Delivering coursework near and far
In-person and online are two distinct types of learning, and hybrid models require teachers to balance them in a way that is seamless to ensure consistency. Technology needs to be the bridge that connects students and teachers and sets the stage for a successful school year. But it must be the right technology.
While many administrators chose video conferencing platforms like Zoom as a quick fix when the pandemic forced many schools to shift to online learning, schools can also leverage a suite of learning tools and display technology that work together and help bridge the divide between in-person and remote learning.
Classrooms should be equipped with a PC, an interactive projector like Epson Brightlink, a document camera, and a video conferencing platform like Zoom that has a whiteboard function.
How it all comes together
An interactive projector and document camera are two essential tools for creating a collaborative and engaging classroom experience whether your students are in the classroom at home or both.
One of the useful features built into Zoom is its whiteboard function. Teachers can start and control a session directly from the board, delivering a virtual lesson to students who are logged in on devices at home. Students who are in class as well as those learning remotely can view and participate in the lesson. And students at home can participate with their work viewed on any of the devices in the Zoom session as well as on the projector display at the front of the classroom.
In class, teachers need to instruct students who are sitting in socially distant layouts. Projectors provide an opportunity to create engaging instruction by sharing content that can include documents and videos. The size of the display in relation to the student’s location impacts engagement, learning and comprehension. Students should sit a maximum distance of six times the vertical display height, and interactive projectors address these concerns by allowing students to learn effectively while sitting in spaced out classroom arrangements.
Document cameras also help teachers share their screen with students who are learning remotely to easily introduce visuals into the lesson. When they’re done sharing, they can easily switch back to the whiteboard and continue the lesson

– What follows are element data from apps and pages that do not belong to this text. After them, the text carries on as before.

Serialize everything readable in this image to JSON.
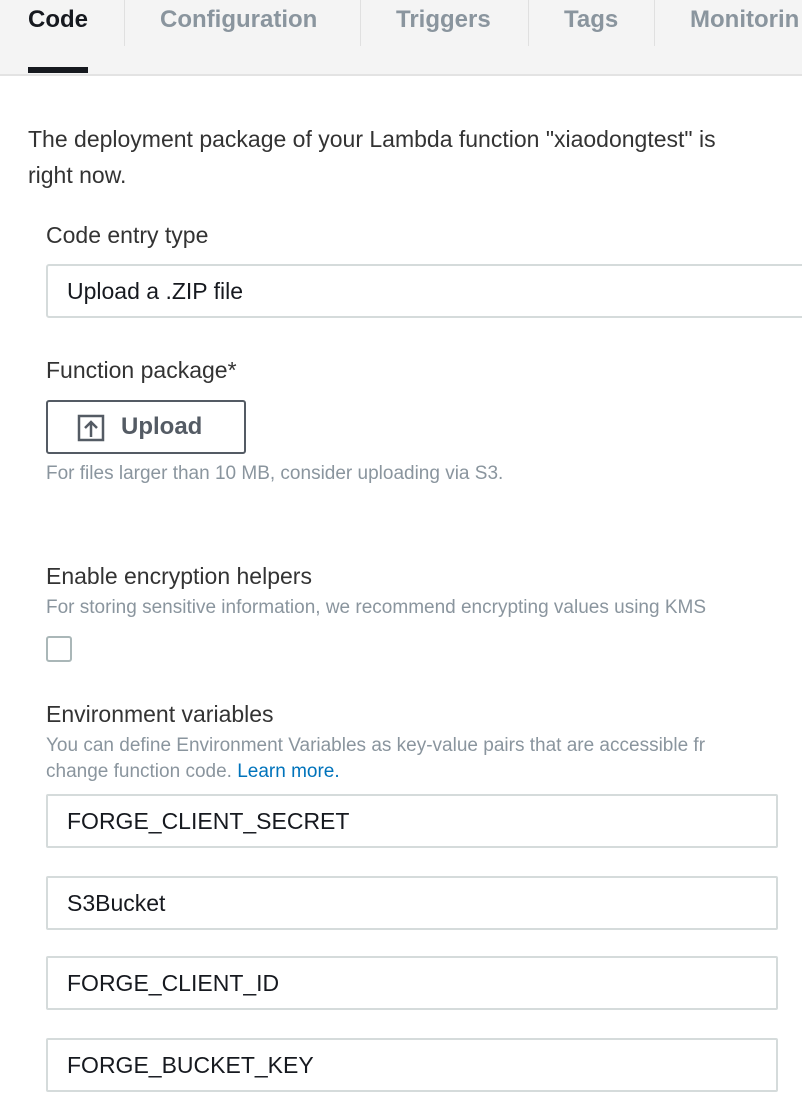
{
  "tabs": [
    {
      "label": "Code",
      "active": true
    },
    {
      "label": "Configuration",
      "active": false
    },
    {
      "label": "Triggers",
      "active": false
    },
    {
      "label": "Tags",
      "active": false
    },
    {
      "label": "Monitorin",
      "active": false
    }
  ],
  "intro": {
    "line1": "The deployment package of your Lambda function \"xiaodongtest\" is",
    "line2": "right now."
  },
  "code_entry": {
    "label": "Code entry type",
    "value": "Upload a .ZIP file"
  },
  "function_package": {
    "label": "Function package*",
    "upload_label": "Upload",
    "upload_icon": "upload-icon",
    "hint": "For files larger than 10 MB, consider uploading via S3."
  },
  "encryption": {
    "label": "Enable encryption helpers",
    "hint": "For storing sensitive information, we recommend encrypting values using KMS",
    "checked": false
  },
  "env": {
    "label": "Environment variables",
    "hint_line1": "You can define Environment Variables as key-value pairs that are accessible fr",
    "hint_line2": "change function code.",
    "learn_more": "Learn more.",
    "keys": [
      "FORGE_CLIENT_SECRET",
      "S3Bucket",
      "FORGE_CLIENT_ID",
      "FORGE_BUCKET_KEY"
    ]
  },
  "colors": {
    "active_tab": "#16191f",
    "inactive_tab": "#8a959e",
    "link": "#0073bb",
    "border": "#d5dbdb"
  }
}
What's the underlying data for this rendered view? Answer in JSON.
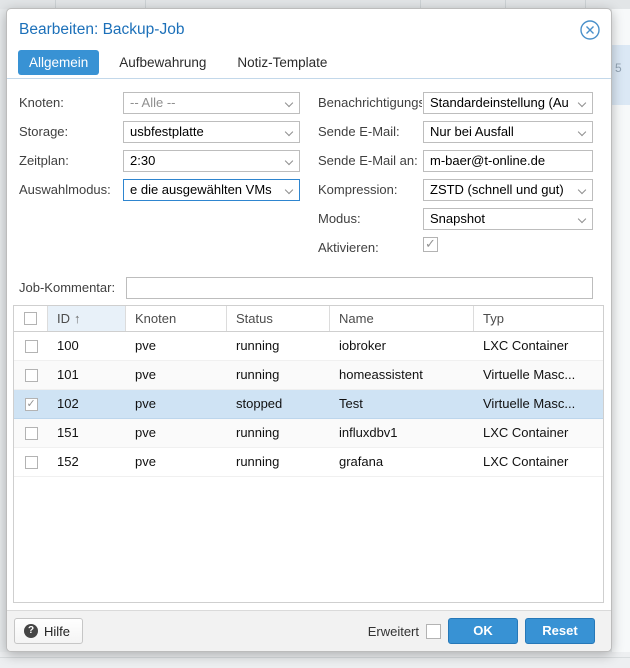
{
  "backdrop": {
    "row_fragment": "5"
  },
  "colors": {
    "accent_blue": "#3892d4",
    "title_blue": "#1c70b9",
    "selected_row": "#cfe3f4",
    "sorted_header": "#e8f1f9"
  },
  "dialog": {
    "title": "Bearbeiten: Backup-Job",
    "tabs": [
      {
        "label": "Allgemein",
        "active": true
      },
      {
        "label": "Aufbewahrung",
        "active": false
      },
      {
        "label": "Notiz-Template",
        "active": false
      }
    ],
    "form": {
      "left": [
        {
          "label": "Knoten:",
          "value": "-- Alle --",
          "type": "select",
          "disabled": true
        },
        {
          "label": "Storage:",
          "value": "usbfestplatte",
          "type": "select"
        },
        {
          "label": "Zeitplan:",
          "value": "2:30",
          "type": "combo"
        },
        {
          "label": "Auswahlmodus:",
          "value": "e die ausgewählten VMs",
          "type": "select",
          "focused": true
        }
      ],
      "right": [
        {
          "label": "Benachrichtigungs",
          "value": "Standardeinstellung (Au",
          "type": "select"
        },
        {
          "label": "Sende E-Mail:",
          "value": "Nur bei Ausfall",
          "type": "select"
        },
        {
          "label": "Sende E-Mail an:",
          "value": "m-baer@t-online.de",
          "type": "text"
        },
        {
          "label": "Kompression:",
          "value": "ZSTD (schnell und gut)",
          "type": "select"
        },
        {
          "label": "Modus:",
          "value": "Snapshot",
          "type": "select"
        },
        {
          "label": "Aktivieren:",
          "type": "checkbox",
          "checked": true
        }
      ],
      "comment": {
        "label": "Job-Kommentar:",
        "value": "",
        "placeholder": ""
      }
    },
    "table": {
      "columns": [
        "ID",
        "Knoten",
        "Status",
        "Name",
        "Typ"
      ],
      "sort": {
        "column": "ID",
        "direction": "asc",
        "arrow": "↑"
      },
      "rows": [
        {
          "checked": false,
          "selected": false,
          "id": "100",
          "knoten": "pve",
          "status": "running",
          "name": "iobroker",
          "typ": "LXC Container"
        },
        {
          "checked": false,
          "selected": false,
          "id": "101",
          "knoten": "pve",
          "status": "running",
          "name": "homeassistent",
          "typ": "Virtuelle Masc..."
        },
        {
          "checked": true,
          "selected": true,
          "id": "102",
          "knoten": "pve",
          "status": "stopped",
          "name": "Test",
          "typ": "Virtuelle Masc..."
        },
        {
          "checked": false,
          "selected": false,
          "id": "151",
          "knoten": "pve",
          "status": "running",
          "name": "influxdbv1",
          "typ": "LXC Container"
        },
        {
          "checked": false,
          "selected": false,
          "id": "152",
          "knoten": "pve",
          "status": "running",
          "name": "grafana",
          "typ": "LXC Container"
        }
      ]
    },
    "footer": {
      "help_label": "Hilfe",
      "advanced_label": "Erweitert",
      "advanced_checked": false,
      "ok_label": "OK",
      "reset_label": "Reset"
    }
  }
}
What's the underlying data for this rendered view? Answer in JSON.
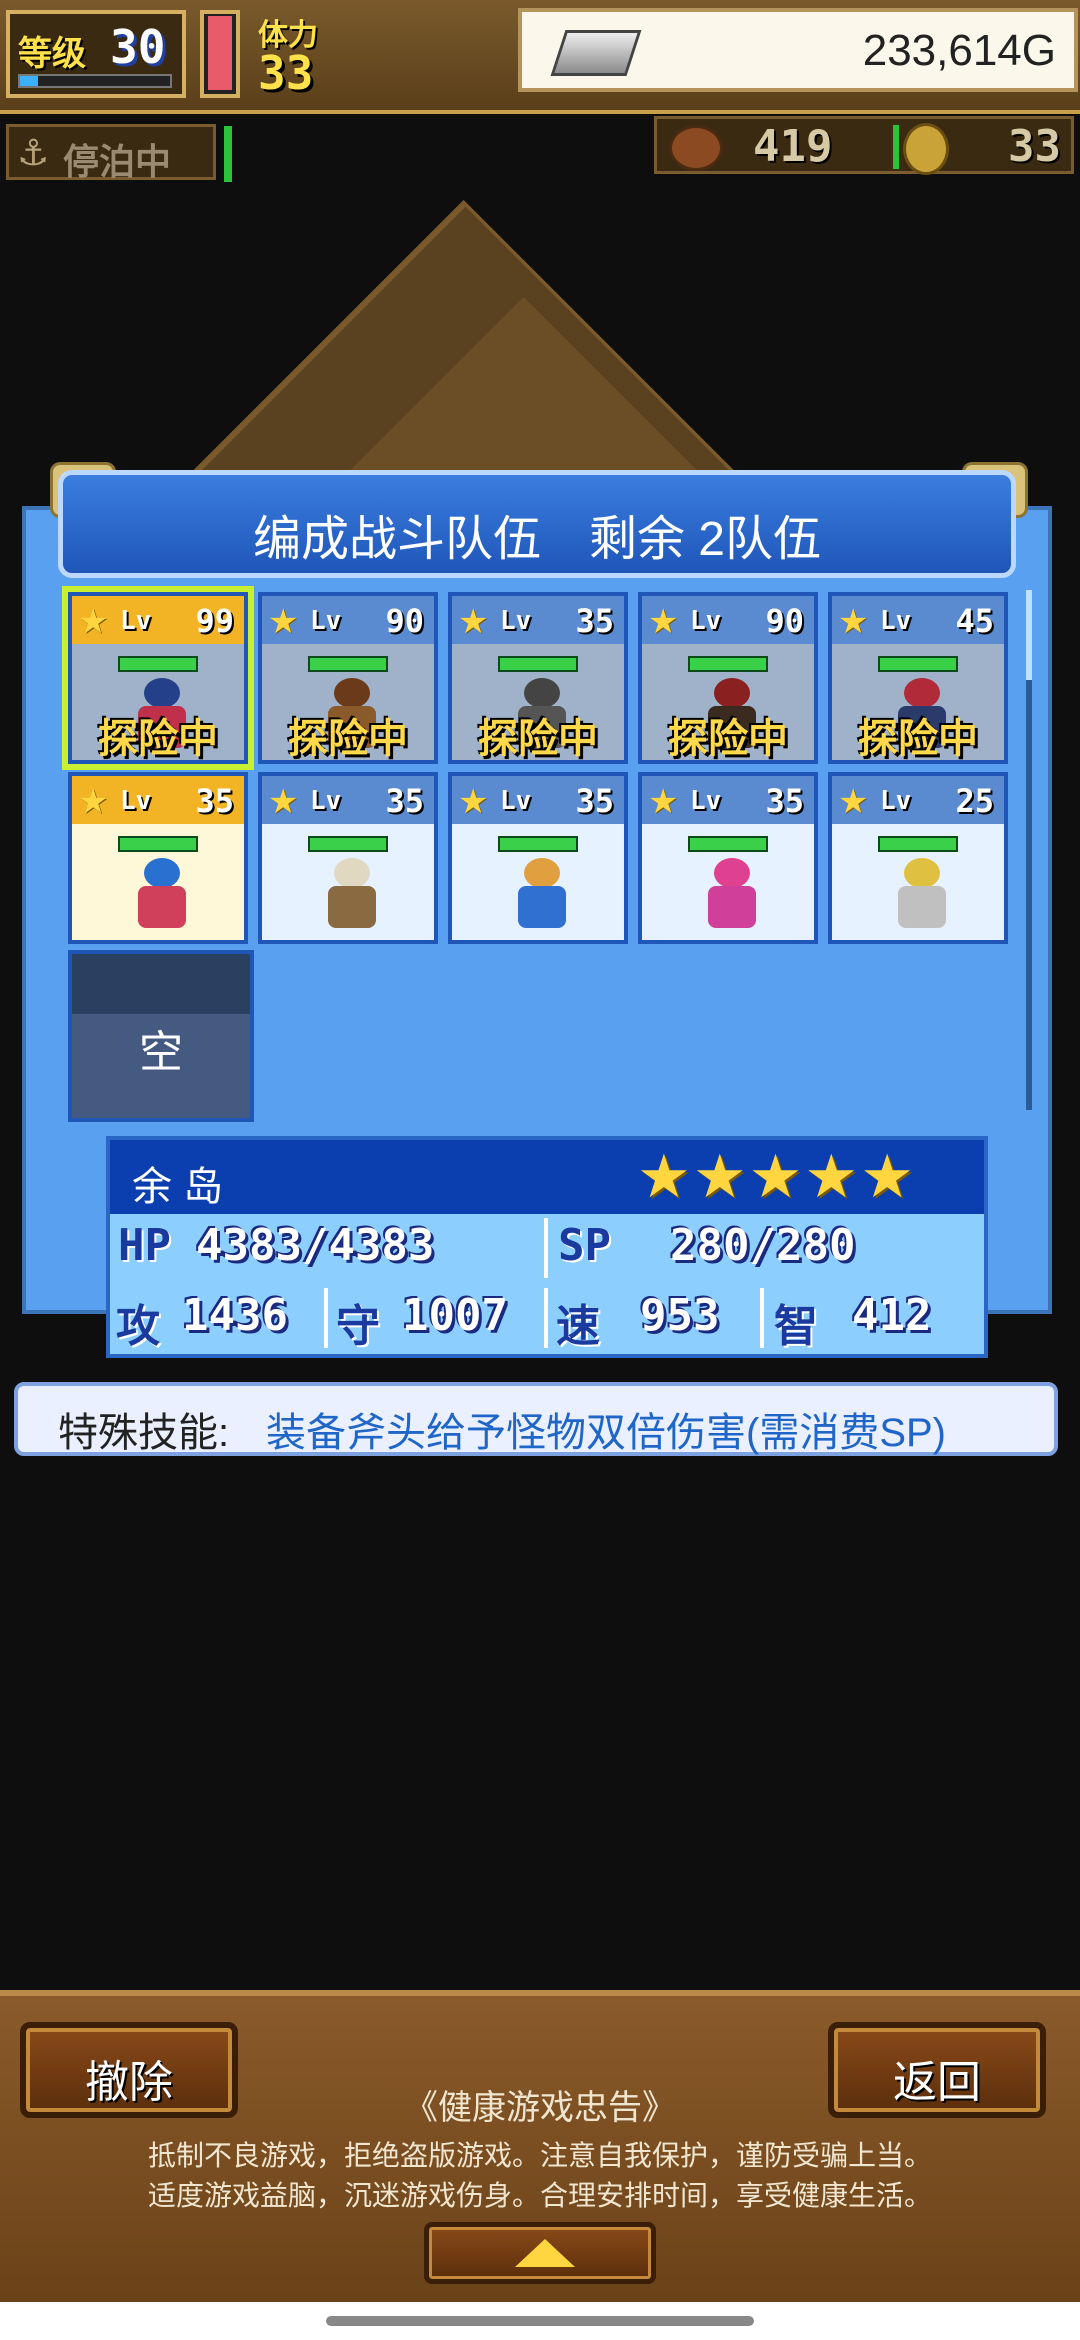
{
  "hud": {
    "level_label": "等级",
    "level": "30",
    "stamina_label": "体力",
    "stamina": "33",
    "gold": "233,614G",
    "dock_status": "停泊中",
    "food": "419",
    "coins": "33"
  },
  "dialog": {
    "title": "编成战斗队伍　剩余 2队伍",
    "cells": [
      {
        "lv_label": "Lv",
        "lv": "99",
        "status": "探险中"
      },
      {
        "lv_label": "Lv",
        "lv": "90",
        "status": "探险中"
      },
      {
        "lv_label": "Lv",
        "lv": "35",
        "status": "探险中"
      },
      {
        "lv_label": "Lv",
        "lv": "90",
        "status": "探险中"
      },
      {
        "lv_label": "Lv",
        "lv": "45",
        "status": "探险中"
      },
      {
        "lv_label": "Lv",
        "lv": "35"
      },
      {
        "lv_label": "Lv",
        "lv": "35"
      },
      {
        "lv_label": "Lv",
        "lv": "35"
      },
      {
        "lv_label": "Lv",
        "lv": "35"
      },
      {
        "lv_label": "Lv",
        "lv": "25"
      }
    ],
    "empty_label": "空"
  },
  "stats": {
    "name": "余 岛",
    "stars": "★★★★★",
    "hp_label": "HP",
    "hp": "4383/4383",
    "sp_label": "SP",
    "sp": "280/280",
    "atk_label": "攻",
    "atk": "1436",
    "def_label": "守",
    "def": "1007",
    "spd_label": "速",
    "spd": "953",
    "int_label": "智",
    "int": "412"
  },
  "skill": {
    "label": "特殊技能:",
    "text": "装备斧头给予怪物双倍伤害(需消费SP)"
  },
  "bottom": {
    "remove_label": "撤除",
    "back_label": "返回",
    "notice_title": "《健康游戏忠告》",
    "notice_line1": "抵制不良游戏，拒绝盗版游戏。注意自我保护，谨防受骗上当。",
    "notice_line2": "适度游戏益脑，沉迷游戏伤身。合理安排时间，享受健康生活。"
  }
}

When properly delivered, hybrid learning can deliver benefits to students and teachers. Smaller class sizes can allow for more individualized education, which benefits students who may need extra help as well as those who are ready to work ahead.
Benefits of hybrid learning
In-person lessons can become more engaging when interactive tools that also help schools comply with health regulations are used. And students who need to stay at home due to health reasons can feel like they’re still an important part of the classroom when they can participate virtually through the use of collaborative whiteboard tools.
See how it works
As teachers and students adapt to new hybrid education models, connected, collaborative learning is more important than ever before. Learn how Epson projectors and document cameras can help create engaging hybrid learning environments to meet the new needs of today’s classroom.
Watch the video to see how it works!